Clothes Dryer Lint Is a Fire Hazard

Removing lint from dryer machine filter

The Spruce / Ana Cadena

Clothes dryers don't look scary or dangerous but unfortunately, they cause an estimated 2,900 house fires every year totaling millions of dollars in damage. Regular cleaning and maintenance can protect your family and your home investment.

Get Rid of Dangerous Lint in the Dryer

Whether you use an electric or gas clothes dryer, you will have lint. Lint builds up in the lint trap, as well as inside the dryer vent and duct work, reducing airflow and drying efficiency. Lint can cause humidity levels to rise around vents, causing mildew and mold to develop in walls and insulation. But most importantly, lint is combustible.

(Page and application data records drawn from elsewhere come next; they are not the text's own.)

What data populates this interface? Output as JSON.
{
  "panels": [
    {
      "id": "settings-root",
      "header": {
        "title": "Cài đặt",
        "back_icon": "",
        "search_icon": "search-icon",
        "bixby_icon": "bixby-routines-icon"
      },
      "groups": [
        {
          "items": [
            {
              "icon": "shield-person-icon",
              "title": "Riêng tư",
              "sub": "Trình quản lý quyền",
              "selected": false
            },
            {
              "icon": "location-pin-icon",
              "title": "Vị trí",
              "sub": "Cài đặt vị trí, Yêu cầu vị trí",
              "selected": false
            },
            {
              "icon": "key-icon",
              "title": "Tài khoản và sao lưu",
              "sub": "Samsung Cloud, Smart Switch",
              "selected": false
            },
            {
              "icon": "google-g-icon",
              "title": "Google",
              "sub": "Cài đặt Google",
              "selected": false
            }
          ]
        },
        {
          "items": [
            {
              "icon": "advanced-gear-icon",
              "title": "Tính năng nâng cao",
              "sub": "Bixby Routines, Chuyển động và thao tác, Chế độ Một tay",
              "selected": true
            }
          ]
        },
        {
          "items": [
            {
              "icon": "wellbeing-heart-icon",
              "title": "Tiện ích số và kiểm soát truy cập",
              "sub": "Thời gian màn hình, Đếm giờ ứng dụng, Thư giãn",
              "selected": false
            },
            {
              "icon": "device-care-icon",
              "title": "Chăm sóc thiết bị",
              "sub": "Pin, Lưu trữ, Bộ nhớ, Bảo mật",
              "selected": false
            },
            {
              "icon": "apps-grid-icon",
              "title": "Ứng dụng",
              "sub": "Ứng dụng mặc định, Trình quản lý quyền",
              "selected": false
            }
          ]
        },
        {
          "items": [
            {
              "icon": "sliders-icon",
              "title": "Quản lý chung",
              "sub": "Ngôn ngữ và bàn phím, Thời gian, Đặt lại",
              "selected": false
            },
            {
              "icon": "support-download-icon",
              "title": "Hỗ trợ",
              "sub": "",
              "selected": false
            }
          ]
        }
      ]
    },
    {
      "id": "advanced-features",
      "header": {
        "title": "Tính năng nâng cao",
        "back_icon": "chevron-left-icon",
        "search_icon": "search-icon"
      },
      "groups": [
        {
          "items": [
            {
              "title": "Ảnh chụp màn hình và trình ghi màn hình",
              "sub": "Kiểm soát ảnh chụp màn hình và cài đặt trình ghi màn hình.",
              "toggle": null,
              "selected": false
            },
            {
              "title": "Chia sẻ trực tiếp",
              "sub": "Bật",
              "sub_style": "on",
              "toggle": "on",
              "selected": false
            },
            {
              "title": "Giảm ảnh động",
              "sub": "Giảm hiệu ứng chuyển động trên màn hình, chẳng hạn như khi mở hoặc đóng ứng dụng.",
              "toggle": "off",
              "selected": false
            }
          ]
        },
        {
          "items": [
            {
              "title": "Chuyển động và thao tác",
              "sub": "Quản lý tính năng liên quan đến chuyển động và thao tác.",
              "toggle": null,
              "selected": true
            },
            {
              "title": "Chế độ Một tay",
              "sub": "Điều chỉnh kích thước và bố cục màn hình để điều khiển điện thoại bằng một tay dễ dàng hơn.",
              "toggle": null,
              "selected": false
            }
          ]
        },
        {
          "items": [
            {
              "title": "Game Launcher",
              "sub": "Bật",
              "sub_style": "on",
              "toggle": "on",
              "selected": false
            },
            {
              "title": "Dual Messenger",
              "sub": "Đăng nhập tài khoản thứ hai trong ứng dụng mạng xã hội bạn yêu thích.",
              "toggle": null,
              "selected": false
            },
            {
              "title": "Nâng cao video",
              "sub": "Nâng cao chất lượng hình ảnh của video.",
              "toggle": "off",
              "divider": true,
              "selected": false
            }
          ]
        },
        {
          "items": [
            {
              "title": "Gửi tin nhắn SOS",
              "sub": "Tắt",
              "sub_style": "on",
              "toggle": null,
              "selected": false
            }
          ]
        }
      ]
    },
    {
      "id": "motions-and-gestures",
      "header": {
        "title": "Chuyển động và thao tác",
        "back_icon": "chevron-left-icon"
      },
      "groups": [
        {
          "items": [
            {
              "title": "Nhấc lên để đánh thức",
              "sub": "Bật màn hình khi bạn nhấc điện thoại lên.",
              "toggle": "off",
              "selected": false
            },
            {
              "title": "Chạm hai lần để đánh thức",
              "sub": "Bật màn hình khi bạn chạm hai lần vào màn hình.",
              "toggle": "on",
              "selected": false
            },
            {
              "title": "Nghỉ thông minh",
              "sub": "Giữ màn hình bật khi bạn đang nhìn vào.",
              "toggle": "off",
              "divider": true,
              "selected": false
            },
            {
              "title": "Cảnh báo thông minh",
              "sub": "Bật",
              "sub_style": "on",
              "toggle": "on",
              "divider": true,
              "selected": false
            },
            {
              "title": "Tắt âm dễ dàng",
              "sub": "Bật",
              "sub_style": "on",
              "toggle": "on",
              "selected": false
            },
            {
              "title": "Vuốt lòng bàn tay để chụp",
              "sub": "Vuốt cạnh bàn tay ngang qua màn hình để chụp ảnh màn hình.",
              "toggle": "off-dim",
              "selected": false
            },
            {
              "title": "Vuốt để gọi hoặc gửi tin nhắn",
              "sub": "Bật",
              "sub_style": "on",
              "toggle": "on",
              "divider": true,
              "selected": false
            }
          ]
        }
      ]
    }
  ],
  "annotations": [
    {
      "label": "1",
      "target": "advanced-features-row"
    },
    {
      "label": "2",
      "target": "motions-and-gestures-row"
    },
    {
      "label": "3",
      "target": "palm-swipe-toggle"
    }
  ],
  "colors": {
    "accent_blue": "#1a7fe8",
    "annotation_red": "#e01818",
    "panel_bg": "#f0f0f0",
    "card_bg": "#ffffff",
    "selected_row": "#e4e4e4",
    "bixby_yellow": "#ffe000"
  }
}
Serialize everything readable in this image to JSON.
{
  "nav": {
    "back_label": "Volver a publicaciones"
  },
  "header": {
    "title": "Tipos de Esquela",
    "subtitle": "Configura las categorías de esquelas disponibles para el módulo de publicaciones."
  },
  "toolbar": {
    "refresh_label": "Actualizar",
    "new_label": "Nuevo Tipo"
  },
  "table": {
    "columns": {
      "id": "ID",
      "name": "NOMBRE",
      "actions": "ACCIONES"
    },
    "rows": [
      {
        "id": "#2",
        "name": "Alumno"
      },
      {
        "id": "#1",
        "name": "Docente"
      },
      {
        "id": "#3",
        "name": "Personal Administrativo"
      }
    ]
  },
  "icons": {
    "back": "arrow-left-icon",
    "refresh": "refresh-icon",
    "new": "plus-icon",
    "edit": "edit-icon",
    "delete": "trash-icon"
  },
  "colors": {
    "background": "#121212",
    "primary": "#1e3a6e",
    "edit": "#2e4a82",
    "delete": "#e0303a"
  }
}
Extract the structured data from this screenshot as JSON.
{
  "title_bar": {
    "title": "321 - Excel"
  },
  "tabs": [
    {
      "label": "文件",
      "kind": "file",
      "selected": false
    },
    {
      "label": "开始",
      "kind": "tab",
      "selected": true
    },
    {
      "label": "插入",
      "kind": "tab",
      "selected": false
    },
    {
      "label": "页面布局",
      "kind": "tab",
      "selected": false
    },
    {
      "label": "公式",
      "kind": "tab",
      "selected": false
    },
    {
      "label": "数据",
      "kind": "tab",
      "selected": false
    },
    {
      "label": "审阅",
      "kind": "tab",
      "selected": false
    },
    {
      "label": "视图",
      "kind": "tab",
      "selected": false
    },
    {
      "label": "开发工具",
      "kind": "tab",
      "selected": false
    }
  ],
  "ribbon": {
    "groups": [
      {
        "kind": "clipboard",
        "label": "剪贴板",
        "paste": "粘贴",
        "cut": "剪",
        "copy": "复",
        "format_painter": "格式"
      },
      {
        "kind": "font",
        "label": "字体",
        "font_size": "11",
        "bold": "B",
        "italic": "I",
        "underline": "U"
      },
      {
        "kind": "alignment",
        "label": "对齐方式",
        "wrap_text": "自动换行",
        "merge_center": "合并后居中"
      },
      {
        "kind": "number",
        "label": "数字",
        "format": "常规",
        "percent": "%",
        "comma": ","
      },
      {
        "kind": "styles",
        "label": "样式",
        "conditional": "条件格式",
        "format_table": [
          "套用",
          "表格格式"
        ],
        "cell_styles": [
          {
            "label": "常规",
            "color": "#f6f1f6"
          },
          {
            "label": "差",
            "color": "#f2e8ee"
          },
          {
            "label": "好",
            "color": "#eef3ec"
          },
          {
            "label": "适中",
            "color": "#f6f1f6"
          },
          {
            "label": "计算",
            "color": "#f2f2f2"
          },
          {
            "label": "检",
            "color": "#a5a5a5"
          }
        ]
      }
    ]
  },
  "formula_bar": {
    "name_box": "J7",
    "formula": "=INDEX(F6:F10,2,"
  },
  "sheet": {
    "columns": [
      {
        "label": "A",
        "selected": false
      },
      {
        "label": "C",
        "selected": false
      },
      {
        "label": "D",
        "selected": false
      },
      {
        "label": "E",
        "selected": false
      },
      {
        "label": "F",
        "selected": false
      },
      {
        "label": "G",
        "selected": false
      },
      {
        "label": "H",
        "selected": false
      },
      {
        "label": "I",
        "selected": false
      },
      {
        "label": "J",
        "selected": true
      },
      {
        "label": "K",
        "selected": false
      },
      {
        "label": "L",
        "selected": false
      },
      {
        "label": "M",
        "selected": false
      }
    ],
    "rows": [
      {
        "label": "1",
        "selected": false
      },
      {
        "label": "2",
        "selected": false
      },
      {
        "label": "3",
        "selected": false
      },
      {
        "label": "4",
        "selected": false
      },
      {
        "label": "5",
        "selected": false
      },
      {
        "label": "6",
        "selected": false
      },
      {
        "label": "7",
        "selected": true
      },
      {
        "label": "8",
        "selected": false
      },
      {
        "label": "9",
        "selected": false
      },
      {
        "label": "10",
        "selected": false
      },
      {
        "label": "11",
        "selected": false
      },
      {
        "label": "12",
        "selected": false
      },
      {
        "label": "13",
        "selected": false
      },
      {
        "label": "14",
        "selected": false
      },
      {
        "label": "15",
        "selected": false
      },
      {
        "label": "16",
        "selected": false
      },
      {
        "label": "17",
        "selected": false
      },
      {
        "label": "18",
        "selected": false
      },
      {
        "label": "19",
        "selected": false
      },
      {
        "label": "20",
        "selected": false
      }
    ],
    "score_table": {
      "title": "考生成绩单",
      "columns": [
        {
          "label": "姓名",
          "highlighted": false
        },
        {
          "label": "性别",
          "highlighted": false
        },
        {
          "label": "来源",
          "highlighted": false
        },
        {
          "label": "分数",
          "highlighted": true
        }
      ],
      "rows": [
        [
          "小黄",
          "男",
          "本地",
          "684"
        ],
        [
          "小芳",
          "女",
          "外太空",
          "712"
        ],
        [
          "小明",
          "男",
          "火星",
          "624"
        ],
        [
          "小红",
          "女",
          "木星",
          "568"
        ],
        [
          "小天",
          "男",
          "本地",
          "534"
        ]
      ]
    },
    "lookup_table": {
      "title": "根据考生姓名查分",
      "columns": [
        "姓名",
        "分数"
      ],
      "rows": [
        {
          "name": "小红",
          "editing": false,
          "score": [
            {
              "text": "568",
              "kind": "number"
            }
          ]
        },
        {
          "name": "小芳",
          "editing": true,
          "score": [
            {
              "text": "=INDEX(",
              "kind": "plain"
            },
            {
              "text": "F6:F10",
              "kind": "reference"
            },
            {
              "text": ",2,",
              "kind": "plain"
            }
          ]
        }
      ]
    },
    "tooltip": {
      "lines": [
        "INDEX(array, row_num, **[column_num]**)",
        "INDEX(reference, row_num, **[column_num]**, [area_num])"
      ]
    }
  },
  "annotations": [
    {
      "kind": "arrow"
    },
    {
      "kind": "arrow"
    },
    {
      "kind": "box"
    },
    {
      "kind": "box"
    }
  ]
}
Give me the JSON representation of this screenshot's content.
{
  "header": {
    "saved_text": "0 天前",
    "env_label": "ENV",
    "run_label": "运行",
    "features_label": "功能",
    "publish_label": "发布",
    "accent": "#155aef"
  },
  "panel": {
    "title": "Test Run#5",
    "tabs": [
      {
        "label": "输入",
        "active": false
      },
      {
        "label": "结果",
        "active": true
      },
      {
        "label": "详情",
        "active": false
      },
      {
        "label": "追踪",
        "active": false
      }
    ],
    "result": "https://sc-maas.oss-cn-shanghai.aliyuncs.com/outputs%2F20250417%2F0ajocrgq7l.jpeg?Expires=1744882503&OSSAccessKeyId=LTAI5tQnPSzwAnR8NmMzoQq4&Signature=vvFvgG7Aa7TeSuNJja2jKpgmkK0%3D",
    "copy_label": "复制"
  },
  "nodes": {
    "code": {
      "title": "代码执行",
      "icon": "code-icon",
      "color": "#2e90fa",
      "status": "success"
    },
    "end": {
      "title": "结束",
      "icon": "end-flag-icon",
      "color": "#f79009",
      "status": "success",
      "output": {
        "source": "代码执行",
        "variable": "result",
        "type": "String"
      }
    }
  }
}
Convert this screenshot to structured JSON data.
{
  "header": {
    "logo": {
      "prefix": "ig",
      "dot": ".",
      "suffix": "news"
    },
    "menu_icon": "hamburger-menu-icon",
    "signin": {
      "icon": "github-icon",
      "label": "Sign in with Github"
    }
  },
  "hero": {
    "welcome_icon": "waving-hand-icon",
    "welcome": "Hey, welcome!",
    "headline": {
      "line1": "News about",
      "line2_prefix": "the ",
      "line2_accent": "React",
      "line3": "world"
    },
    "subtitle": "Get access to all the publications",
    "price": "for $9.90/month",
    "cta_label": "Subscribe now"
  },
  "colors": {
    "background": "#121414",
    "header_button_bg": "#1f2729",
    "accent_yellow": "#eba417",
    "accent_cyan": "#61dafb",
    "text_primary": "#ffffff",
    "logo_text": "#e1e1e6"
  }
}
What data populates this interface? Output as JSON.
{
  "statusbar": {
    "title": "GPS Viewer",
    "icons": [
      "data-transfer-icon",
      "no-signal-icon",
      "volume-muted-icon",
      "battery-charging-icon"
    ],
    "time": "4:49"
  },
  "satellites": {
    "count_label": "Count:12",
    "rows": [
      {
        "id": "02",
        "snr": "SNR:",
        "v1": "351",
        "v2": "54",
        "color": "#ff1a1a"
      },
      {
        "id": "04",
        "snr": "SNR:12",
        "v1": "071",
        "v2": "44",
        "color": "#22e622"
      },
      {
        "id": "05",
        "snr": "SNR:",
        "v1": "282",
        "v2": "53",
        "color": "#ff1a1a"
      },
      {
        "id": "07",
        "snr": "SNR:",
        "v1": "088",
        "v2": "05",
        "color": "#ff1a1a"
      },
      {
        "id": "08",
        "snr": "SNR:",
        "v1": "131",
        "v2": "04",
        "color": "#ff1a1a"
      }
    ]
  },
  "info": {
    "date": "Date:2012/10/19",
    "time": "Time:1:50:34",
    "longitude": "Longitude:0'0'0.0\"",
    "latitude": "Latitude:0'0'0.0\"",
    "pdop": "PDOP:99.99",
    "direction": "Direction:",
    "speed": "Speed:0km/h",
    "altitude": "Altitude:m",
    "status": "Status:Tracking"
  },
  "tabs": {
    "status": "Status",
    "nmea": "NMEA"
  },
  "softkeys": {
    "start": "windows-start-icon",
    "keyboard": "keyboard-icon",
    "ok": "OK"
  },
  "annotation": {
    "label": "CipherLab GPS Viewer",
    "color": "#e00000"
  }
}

Lint causes fires.

The first area to clean after every load is the dryer lint trap by removing the lint from the screen and wiping clean the edges. If the screen seems clogged, that is dryer sheet residue. Submerge the lint screen in a sink of hot water and scrub with a soft-bristled brush to remove all the built-up fabric softener.

Use a long-handled flexible brush to help you reach areas that you cannot get to by hand. Remove the dryer lint filter and use the brush in the opening to gently loosen the built-up lint. Don't force the brush if you meet resistance, but be sure to clean every surface as much as possible.

Remove the big chunks of lint that come out with the brush. Don't worry about the smaller pieces. Replace the cleaned lint filter. Turn the dryer setting to air only and run for a cycle. This will pull any remaining lint into the filter or blow the loose particles out the outside vent.

How to Clean Dryer Vents

At least once per year, unplug the dryer and check the area where the exhaust vent connects to the dryer. The hose or pipe is held in place by a clip or a steel clamp that can be loosened with pliers or a screwdriver. After removing the pipe, reach inside the dryer opening or use a vent brush to remove as much lint as possible. Use a damp cloth to wipe away remaining lint around the connection. Then look inside the hose or pipe and clean it as well.


If you still have a white or silver vinyl duct hose, it should be replaced immediately. The material is flammable and if lint is ignited by the dryer the hose will burn and cause a house fire. All national and local building codes now require metal ductwork for clothes dryers.

Ideally, you should use rigid aluminum tubing pieces between the dryer and the outside vent. This type of tubing resists the collection of lint in the duct and cannot be easily crushed. Flexible aluminum ducting is available; however, it is more prone to collecting lint inside.

One last step is to clean the exterior vent. Again remove as much lint as possible using your hand or a brush. You may need a screwdriver or another tool to hold the vent flap open for easier cleaning. If you live in a high humidity area or use your dryer more than twice weekly, you should clean this vent several times per year.


How to Clean Your Dryer Vent

Reduce Fire Hazards by Installing the Dryer Correctly

A clothes dryer should not vent inside your home or attic. The exhaust contains too much humid air and can cause problems with mold and mildew. A ventless dryer should be used if outside venting is not possible.

The maximum length of a clothes dryer exhaust duct should not exceed 25 feet from the dryer location to the wall or roof termination. The maximum length of the duct should be reduced two and one-half feet for each 45-degree bend, and five feet for each 90-degree bend. The maximum length of the exhaust duct does not include the transition duct.

Be certain that you have a 220v grounded electrical outlet available for an electric dryer. A professional should always be hired to connect or install gas lines for gas dryers.

Dryer Safety

  • Clothing that has been soiled by volatile chemicals like gasoline, cleaning agents or even large amounts of cooking oil should not be dried in a clothes dryer. If they must be dried in the machine, wash the clothing more than once to minimize the risk of fire. Use the lowest heat setting and shortest drying cycle possible. Use a cycle with a cool-down period at the end of the cycle to prevent ignition.
  • Never leave a dryer running when no one is at home.
  • Never store volatile chemicals or rags near a dryer. Some liquids emit vapors that ignite. The area around the dryer should be kept free of lint, papers, and stacks of clothing.
  • If you suspect a fire, get everyone outside and call 911. Disconnect the power immediately or turn off the breakers if you can do so safely. Keep a fully-charged fire extinguisher in the laundry room. 
Article Sources
The Spruce uses only high-quality sources, including peer-reviewed studies, to support the facts within our articles. Read our editorial process to learn more about how we fact-check and keep our content accurate, reliable, and trustworthy.
  1. Topical Fire Report Series: Clothes Dryer Fires in Residential Buildings (2008-2010). U.S. Department of Homeland Security: U.S. Fire Administration National Fire Data Center, August 2012.